After spotting the huge bull the stalk was on
Last day. We woke early and headed for a river called the Tollawalla which is also called Piggy Piggy. We spotted several buffalo on the way there but none were shooters for us. As we got closer to the river Mick spotted a bull in the trees. One look through the binoculars told us it wasn’t just any bull. This one would go 105 Mick estimated. To put that into perspective, a 100” buffalo is like a 375 bull elk or a 180 inch whitetail. So we were pretty focused. Unfortunately, he also spotted us. We waited for him to calm down a bit then we eased in toward him. We followed this monster for several hundred yards but when he moved into the thick stuff he vanished. We poked around trying to spot him but glassing was all but useless. It was too thick in there. We abandoned our search for the buffalo and headed east back to the river.
The bull had given us the slip. But we would meet again. . .
We had walked about 2 kilometers when we spotted a scrub bull. I was not interested in taking a scrub bull but as we got closer to it we noticed it was very frail and sick. I decided to put him out of his misery. I slowly moved toward him and he simply fell down. It was very sad. I took a 30 yard shot at him while he was bedded and the shot looked perfect but the bull hardly reacted to it. He turned to face me and I took a 2nd, frontal shot at 20 yards.
The bull was too weak to run away. It was a pure mercy killing. I put this old bull out of his misery with a frontal shot
The arrow disappeared in him and the old boy dropped immediately. There was absolutely no joy in it. A simple humane act is all it was. I will tell you that this was my first frontal shot in 250 big game animals and it was on a 1000 pound animal. Very impressive - but there’s also a big difference between threading the needle on a sickly old scrub bull vs. a screaming bull elk.
We continued along that system until we were ready for lunch and headed back to the truck. We rested a bit before taking a long hike up the river system. We saw nothing on the jaunt up the east side of the river. When we crossed over the west side things started happening.
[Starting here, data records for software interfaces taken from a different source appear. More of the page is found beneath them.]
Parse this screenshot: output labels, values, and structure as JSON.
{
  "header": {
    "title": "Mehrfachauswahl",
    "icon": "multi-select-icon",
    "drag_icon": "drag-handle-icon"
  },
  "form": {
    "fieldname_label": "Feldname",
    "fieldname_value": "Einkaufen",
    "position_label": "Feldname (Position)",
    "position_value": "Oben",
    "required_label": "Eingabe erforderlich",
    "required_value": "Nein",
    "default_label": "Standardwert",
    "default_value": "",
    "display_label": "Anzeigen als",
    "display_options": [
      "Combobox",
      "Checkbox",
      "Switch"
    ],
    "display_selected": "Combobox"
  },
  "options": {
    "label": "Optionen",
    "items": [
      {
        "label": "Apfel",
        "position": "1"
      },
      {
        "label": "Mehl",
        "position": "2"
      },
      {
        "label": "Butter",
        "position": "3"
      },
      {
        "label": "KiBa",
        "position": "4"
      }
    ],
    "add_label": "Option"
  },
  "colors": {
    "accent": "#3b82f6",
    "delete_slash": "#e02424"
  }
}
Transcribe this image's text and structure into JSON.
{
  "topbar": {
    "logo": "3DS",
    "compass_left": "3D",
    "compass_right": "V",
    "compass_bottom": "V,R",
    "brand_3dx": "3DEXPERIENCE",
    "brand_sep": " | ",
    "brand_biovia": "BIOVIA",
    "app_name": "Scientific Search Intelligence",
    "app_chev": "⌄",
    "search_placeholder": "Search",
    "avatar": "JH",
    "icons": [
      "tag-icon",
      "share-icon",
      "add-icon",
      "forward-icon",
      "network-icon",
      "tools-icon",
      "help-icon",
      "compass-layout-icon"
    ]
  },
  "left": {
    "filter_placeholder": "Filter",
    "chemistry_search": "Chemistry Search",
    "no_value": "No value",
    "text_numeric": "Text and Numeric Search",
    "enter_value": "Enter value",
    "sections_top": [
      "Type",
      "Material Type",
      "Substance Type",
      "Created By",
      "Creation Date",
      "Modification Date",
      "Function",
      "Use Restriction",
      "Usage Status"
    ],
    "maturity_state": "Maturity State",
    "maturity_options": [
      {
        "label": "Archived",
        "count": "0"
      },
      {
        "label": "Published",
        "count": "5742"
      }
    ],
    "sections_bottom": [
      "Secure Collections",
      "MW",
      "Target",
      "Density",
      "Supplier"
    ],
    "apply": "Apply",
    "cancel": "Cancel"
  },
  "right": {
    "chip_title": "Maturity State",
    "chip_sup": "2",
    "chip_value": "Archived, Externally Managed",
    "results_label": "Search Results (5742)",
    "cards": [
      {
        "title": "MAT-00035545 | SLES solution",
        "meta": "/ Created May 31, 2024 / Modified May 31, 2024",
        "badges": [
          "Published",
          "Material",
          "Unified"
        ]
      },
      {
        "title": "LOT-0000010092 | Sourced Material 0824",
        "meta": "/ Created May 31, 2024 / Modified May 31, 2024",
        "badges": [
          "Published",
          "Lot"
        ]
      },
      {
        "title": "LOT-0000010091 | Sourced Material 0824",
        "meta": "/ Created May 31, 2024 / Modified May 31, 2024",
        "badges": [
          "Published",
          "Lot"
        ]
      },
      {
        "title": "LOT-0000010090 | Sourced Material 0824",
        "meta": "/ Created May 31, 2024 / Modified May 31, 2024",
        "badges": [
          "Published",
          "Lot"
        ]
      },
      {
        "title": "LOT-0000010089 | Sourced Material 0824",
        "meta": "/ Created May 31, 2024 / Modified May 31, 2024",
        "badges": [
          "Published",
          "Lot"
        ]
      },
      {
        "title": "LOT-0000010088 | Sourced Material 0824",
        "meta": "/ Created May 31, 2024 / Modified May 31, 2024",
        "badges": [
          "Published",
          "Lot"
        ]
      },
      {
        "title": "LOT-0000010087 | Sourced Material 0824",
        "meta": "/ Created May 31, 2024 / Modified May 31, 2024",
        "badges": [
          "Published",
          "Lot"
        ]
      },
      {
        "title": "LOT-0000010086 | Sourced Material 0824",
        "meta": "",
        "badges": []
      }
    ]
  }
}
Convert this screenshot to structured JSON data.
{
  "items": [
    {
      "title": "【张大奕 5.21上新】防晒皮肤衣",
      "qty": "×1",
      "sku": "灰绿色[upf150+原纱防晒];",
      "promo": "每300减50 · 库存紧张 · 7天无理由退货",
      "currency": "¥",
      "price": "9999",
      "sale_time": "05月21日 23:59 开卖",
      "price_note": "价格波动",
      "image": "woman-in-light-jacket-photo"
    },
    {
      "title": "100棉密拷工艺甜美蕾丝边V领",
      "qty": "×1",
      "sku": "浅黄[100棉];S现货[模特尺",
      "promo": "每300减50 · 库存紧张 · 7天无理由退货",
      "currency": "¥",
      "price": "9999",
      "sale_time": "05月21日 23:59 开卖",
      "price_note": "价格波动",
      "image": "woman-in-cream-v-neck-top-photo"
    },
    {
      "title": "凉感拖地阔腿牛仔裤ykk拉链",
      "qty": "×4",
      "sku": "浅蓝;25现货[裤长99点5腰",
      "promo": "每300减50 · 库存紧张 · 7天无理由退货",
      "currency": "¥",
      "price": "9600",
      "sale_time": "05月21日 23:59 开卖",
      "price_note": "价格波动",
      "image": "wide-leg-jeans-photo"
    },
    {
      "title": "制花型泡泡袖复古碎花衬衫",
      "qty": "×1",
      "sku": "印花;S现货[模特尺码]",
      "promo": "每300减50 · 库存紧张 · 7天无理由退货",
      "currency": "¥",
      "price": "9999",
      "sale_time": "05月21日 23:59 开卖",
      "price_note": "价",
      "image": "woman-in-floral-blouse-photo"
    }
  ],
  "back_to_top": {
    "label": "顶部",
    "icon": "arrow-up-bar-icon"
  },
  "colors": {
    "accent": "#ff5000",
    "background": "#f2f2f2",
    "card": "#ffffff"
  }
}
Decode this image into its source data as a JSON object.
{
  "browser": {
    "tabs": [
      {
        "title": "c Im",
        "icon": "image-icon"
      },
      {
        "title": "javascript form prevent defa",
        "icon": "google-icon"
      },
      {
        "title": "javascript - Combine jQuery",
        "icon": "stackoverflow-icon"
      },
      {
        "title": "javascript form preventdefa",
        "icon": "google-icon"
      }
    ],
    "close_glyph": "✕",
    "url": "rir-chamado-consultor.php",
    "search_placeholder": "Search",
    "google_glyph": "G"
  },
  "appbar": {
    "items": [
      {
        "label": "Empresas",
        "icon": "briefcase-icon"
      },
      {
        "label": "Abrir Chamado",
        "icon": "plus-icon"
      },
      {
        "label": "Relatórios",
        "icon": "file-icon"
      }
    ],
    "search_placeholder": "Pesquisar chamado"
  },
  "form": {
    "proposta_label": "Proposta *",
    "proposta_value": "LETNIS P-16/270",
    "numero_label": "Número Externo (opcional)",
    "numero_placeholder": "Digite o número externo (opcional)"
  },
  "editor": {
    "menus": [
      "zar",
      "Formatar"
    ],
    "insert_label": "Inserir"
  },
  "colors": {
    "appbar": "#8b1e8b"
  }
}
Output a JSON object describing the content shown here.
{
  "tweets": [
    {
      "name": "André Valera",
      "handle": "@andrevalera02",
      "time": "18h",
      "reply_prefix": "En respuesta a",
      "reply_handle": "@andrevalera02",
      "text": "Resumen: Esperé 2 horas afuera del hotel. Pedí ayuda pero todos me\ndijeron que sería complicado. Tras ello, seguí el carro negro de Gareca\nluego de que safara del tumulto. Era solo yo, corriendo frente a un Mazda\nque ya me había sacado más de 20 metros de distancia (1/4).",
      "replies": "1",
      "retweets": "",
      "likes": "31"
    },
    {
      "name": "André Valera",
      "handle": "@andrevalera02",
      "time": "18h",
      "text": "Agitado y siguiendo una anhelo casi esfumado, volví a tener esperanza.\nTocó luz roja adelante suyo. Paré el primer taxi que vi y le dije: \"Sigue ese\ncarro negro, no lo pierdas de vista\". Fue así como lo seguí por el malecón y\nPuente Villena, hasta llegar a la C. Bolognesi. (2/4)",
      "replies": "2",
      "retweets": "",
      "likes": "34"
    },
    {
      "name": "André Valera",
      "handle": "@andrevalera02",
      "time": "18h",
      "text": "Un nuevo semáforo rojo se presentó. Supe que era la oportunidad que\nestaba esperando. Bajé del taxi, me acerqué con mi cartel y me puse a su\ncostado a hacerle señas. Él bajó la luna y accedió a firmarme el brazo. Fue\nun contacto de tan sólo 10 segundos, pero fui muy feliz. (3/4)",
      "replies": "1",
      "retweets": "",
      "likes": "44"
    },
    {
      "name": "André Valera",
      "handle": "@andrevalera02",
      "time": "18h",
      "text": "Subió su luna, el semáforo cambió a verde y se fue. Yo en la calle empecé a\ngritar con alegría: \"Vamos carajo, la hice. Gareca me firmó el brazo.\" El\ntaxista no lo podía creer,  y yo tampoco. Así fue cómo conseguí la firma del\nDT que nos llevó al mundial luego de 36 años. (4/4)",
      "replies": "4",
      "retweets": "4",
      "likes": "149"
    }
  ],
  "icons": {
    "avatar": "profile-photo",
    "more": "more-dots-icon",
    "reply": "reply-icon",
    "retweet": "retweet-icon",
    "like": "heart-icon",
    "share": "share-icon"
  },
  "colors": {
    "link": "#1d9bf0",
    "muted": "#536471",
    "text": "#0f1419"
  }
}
We came upon two cows and three calves wallowing in a mud hole. A bit further downstream we dropped to our knees and a little bull calf walked past. He had an attitude when Mick started messing with him and calf calls. He ran off.
Pat is well camouflaged in predator spring green camo. Can you spot him? Click to expand.
A little further down the river I spotted what appeared to be the face of a buffalo through the trees. Mick didn’t see it yet but one confirmation with my binoculars confirmed it. I made a sound to get Mick’s attention and he confirmed it too. It was the giant bull we had lost in the trees this morning. And now that I had a good look at him I could see why Mick was so excited. Just like this morning, the bull was onto us before we were onto him. We had a standoff for 30 minutes before he seemed to get comfortable. Mick and I slipped off our shoes and eased in closer. We could only get within 80 yards before he walked off and vanished for the 2nd, and last time. There’s a reason they are big.
We spotted several buffalo the rest of the afternoon but no shooters until we were just two flood plains away from camp. We spotted a shooter bull that would go in the low 90’s. We stalked him through the tall grass until we were only 80 yards away. I couldn’t believe our good fortune. Then a herd of cows raced out into the plain straight at him and he turned to greet him. The cows continued past him and ran right up to us â€“ I mean 10 yards away- then they busted. We were so close!
This cow walked right up to us and blew the entire stalk
We wrapped up a fantastic trip by eating freshwater prawns caught at the falls and topped off with a dinner of Corned beef. It was a great final day. This was my first adventure in Australia and it was beyond all of our expectations. This will certainly not be my last.